(Exercise goal): Write out the data again in full, exactly as it reads.

Records to use section start

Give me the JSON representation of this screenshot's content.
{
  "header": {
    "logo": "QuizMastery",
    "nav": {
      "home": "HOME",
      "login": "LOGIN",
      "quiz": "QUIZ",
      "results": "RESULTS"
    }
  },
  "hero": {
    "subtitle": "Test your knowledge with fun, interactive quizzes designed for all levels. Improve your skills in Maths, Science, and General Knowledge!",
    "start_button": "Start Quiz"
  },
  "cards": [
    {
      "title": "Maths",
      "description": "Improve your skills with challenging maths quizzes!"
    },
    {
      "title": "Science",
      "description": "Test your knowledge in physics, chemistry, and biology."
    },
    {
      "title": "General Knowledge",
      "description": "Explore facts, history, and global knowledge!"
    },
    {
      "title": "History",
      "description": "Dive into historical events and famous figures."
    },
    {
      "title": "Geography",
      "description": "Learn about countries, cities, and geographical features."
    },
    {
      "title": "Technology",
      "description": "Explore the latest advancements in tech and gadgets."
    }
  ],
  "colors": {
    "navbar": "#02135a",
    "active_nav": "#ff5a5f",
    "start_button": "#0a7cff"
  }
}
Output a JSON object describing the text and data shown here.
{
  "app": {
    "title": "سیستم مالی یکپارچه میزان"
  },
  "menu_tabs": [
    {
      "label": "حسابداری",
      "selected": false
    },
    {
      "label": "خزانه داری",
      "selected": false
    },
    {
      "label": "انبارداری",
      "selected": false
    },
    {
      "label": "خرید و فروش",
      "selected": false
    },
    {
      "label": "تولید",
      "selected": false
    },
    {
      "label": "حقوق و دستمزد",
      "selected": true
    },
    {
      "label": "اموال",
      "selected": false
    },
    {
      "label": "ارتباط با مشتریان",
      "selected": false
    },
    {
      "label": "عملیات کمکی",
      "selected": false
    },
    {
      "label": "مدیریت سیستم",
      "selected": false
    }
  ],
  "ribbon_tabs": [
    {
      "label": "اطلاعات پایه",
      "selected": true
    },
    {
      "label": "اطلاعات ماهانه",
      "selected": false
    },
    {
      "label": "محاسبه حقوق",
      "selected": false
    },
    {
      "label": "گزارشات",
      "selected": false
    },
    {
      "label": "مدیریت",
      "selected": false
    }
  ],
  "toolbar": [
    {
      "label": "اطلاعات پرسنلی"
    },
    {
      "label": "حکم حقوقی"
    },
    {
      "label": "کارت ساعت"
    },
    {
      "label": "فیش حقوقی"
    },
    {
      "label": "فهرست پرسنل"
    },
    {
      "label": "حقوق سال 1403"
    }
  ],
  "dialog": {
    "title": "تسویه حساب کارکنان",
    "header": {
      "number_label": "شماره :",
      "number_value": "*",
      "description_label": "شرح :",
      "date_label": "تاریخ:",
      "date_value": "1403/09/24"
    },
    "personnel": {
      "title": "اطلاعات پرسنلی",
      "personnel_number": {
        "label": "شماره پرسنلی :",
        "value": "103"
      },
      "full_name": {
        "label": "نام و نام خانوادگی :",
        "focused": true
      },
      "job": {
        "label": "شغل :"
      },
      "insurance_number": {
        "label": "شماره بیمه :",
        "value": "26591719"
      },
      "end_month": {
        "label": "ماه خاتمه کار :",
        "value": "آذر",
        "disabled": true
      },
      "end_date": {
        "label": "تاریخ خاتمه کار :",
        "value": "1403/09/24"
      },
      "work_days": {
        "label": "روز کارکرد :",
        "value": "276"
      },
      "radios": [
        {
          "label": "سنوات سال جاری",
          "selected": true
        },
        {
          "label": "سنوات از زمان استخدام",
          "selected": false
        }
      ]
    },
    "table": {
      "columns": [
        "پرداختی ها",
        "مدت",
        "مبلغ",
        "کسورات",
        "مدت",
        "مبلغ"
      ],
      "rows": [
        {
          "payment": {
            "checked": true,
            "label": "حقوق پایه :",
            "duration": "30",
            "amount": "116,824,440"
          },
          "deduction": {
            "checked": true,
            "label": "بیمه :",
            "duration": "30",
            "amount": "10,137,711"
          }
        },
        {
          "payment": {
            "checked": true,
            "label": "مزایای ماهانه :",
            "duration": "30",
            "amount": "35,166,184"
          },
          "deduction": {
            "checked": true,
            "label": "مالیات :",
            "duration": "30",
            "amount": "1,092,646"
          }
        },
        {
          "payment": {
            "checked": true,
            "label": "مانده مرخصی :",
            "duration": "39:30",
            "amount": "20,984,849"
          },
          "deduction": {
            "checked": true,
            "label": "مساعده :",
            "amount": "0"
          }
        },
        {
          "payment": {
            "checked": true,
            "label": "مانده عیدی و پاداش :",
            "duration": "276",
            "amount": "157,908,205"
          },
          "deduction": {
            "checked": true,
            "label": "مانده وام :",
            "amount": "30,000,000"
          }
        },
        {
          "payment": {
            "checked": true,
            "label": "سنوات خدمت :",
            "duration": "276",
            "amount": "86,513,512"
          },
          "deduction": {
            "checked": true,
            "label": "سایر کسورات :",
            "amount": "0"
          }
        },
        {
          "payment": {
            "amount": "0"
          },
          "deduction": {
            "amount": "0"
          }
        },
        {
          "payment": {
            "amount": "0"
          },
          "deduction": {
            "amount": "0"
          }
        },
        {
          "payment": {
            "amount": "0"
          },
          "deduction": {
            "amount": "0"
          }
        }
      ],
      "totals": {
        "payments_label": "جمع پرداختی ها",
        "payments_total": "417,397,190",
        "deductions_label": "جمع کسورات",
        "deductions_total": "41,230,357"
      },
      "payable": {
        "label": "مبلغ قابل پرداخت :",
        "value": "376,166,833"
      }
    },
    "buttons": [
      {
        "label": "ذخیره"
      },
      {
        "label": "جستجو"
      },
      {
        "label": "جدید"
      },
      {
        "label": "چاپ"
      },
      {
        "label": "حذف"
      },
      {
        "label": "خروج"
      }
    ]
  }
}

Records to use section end

(Exercise result):
Give me the JSON representation of this screenshot's content.
{
  "header": {
    "logo": "QuizMastery",
    "nav": {
      "home": "HOME",
      "login": "LOGIN",
      "quiz": "QUIZ",
      "results": "RESULTS"
    }
  },
  "hero": {
    "subtitle": "Test your knowledge with fun, interactive quizzes designed for all levels. Improve your skills in Maths, Science, and General Knowledge!",
    "start_button": "Start Quiz"
  },
  "cards": [
    {
      "title": "Maths",
      "description": "Improve your skills with challenging maths quizzes!"
    },
    {
      "title": "Science",
      "description": "Test your knowledge in physics, chemistry, and biology."
    },
    {
      "title": "General Knowledge",
      "description": "Explore facts, history, and global knowledge!"
    },
    {
      "title": "History",
      "description": "Dive into historical events and famous figures."
    },
    {
      "title": "Geography",
      "description": "Learn about countries, cities, and geographical features."
    },
    {
      "title": "Technology",
      "description": "Explore the latest advancements in tech and gadgets."
    }
  ],
  "colors": {
    "navbar": "#02135a",
    "active_nav": "#ff5a5f",
    "start_button": "#0a7cff"
  }
}
Output a JSON object describing the text and data shown here.
{
  "app": {
    "title": "سیستم مالی یکپارچه میزان"
  },
  "menu_tabs": [
    {
      "label": "حسابداری",
      "selected": false
    },
    {
      "label": "خزانه داری",
      "selected": false
    },
    {
      "label": "انبارداری",
      "selected": false
    },
    {
      "label": "خرید و فروش",
      "selected": false
    },
    {
      "label": "تولید",
      "selected": false
    },
    {
      "label": "حقوق و دستمزد",
      "selected": true
    },
    {
      "label": "اموال",
      "selected": false
    },
    {
      "label": "ارتباط با مشتریان",
      "selected": false
    },
    {
      "label": "عملیات کمکی",
      "selected": false
    },
    {
      "label": "مدیریت سیستم",
      "selected": false
    }
  ],
  "ribbon_tabs": [
    {
      "label": "اطلاعات پایه",
      "selected": true
    },
    {
      "label": "اطلاعات ماهانه",
      "selected": false
    },
    {
      "label": "محاسبه حقوق",
      "selected": false
    },
    {
      "label": "گزارشات",
      "selected": false
    },
    {
      "label": "مدیریت",
      "selected": false
    }
  ],
  "toolbar": [
    {
      "label": "اطلاعات پرسنلی"
    },
    {
      "label": "حکم حقوقی"
    },
    {
      "label": "کارت ساعت"
    },
    {
      "label": "فیش حقوقی"
    },
    {
      "label": "فهرست پرسنل"
    },
    {
      "label": "حقوق سال 1403"
    }
  ],
  "dialog": {
    "title": "تسویه حساب کارکنان",
    "header": {
      "number_label": "شماره :",
      "number_value": "*",
      "description_label": "شرح :",
      "date_label": "تاریخ:",
      "date_value": "1403/09/24"
    },
    "personnel": {
      "title": "اطلاعات پرسنلی",
      "personnel_number": {
        "label": "شماره پرسنلی :",
        "value": "103"
      },
      "full_name": {
        "label": "نام و نام خانوادگی :",
        "focused": true
      },
      "job": {
        "label": "شغل :"
      },
      "insurance_number": {
        "label": "شماره بیمه :",
        "value": "26591719"
      },
      "end_month": {
        "label": "ماه خاتمه کار :",
        "value": "آذر",
        "disabled": true
      },
      "end_date": {
        "label": "تاریخ خاتمه کار :",
        "value": "1403/09/24"
      },
      "work_days": {
        "label": "روز کارکرد :",
        "value": "276"
      },
      "radios": [
        {
          "label": "سنوات سال جاری",
          "selected": true
        },
        {
          "label": "سنوات از زمان استخدام",
          "selected": false
        }
      ]
    },
    "table": {
      "columns": [
        "پرداختی ها",
        "مدت",
        "مبلغ",
        "کسورات",
        "مدت",
        "مبلغ"
      ],
      "rows": [
        {
          "payment": {
            "checked": true,
            "label": "حقوق پایه :",
            "duration": "30",
            "amount": "116,824,440"
          },
          "deduction": {
            "checked": true,
            "label": "بیمه :",
            "duration": "30",
            "amount": "10,137,711"
          }
        },
        {
          "payment": {
            "checked": true,
            "label": "مزایای ماهانه :",
            "duration": "30",
            "amount": "35,166,184"
          },
          "deduction": {
            "checked": true,
            "label": "مالیات :",
            "duration": "30",
            "amount": "1,092,646"
          }
        },
        {
          "payment": {
            "checked": true,
            "label": "مانده مرخصی :",
            "duration": "39:30",
            "amount": "20,984,849"
          },
          "deduction": {
            "checked": true,
            "label": "مساعده :",
            "amount": "0"
          }
        },
        {
          "payment": {
            "checked": true,
            "label": "مانده عیدی و پاداش :",
            "duration": "276",
            "amount": "157,908,205"
          },
          "deduction": {
            "checked": true,
            "label": "مانده وام :",
            "amount": "30,000,000"
          }
        },
        {
          "payment": {
            "checked": true,
            "label": "سنوات خدمت :",
            "duration": "276",
            "amount": "86,513,512"
          },
          "deduction": {
            "checked": true,
            "label": "سایر کسورات :",
            "amount": "0"
          }
        },
        {
          "payment": {
            "amount": "0"
          },
          "deduction": {
            "amount": "0"
          }
        },
        {
          "payment": {
            "amount": "0"
          },
          "deduction": {
            "amount": "0"
          }
        },
        {
          "payment": {
            "amount": "0"
          },
          "deduction": {
            "amount": "0"
          }
        }
      ],
      "totals": {
        "payments_label": "جمع پرداختی ها",
        "payments_total": "417,397,190",
        "deductions_label": "جمع کسورات",
        "deductions_total": "41,230,357"
      },
      "payable": {
        "label": "مبلغ قابل پرداخت :",
        "value": "376,166,833"
      }
    },
    "buttons": [
      {
        "label": "ذخیره"
      },
      {
        "label": "جستجو"
      },
      {
        "label": "جدید"
      },
      {
        "label": "چاپ"
      },
      {
        "label": "حذف"
      },
      {
        "label": "خروج"
      }
    ]
  }
}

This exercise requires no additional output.